▼
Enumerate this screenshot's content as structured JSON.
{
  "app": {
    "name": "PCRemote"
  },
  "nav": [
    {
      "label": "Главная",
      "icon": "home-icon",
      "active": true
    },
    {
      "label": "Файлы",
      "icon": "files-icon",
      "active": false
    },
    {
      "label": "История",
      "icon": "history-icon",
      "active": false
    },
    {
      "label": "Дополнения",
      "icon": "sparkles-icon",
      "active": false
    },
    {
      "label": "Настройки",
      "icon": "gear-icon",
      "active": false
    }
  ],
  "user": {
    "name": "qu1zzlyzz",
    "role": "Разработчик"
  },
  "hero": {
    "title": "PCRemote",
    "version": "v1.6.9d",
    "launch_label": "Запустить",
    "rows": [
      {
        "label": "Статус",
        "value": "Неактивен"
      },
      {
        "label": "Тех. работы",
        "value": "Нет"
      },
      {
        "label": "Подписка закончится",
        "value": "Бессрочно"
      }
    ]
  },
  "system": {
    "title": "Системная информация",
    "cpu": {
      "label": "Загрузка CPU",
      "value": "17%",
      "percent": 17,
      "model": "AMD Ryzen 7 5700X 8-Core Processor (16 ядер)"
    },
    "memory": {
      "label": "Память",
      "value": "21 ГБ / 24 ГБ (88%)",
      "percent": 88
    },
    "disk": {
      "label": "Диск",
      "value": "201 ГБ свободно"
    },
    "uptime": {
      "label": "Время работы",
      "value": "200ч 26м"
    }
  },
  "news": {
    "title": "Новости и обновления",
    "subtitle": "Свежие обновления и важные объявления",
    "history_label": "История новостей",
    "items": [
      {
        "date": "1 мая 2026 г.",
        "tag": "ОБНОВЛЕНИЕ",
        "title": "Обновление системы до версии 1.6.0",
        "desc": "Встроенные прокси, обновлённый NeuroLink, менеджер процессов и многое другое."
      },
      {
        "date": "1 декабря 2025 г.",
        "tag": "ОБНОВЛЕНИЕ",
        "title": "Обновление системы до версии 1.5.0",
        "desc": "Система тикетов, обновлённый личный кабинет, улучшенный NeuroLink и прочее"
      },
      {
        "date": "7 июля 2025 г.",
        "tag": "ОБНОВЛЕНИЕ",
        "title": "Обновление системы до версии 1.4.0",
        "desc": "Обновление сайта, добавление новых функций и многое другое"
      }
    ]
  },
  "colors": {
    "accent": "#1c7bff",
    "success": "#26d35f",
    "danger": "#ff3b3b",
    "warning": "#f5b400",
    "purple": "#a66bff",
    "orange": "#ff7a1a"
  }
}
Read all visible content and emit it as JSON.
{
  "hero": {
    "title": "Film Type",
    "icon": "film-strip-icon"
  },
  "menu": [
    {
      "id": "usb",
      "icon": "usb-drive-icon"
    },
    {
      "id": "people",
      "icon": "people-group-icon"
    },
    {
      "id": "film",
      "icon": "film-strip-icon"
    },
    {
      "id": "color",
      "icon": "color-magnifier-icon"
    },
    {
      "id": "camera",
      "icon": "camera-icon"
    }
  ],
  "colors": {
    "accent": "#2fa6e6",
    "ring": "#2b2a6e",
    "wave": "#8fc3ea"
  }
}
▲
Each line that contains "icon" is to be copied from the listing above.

      "icon": "home-icon",
      "icon": "files-icon",
      "icon": "history-icon",
      "icon": "sparkles-icon",
      "icon": "gear-icon",
    "icon": "film-strip-icon"
      "icon": "usb-drive-icon"
      "icon": "people-group-icon"
      "icon": "film-strip-icon"
      "icon": "color-magnifier-icon"
      "icon": "camera-icon"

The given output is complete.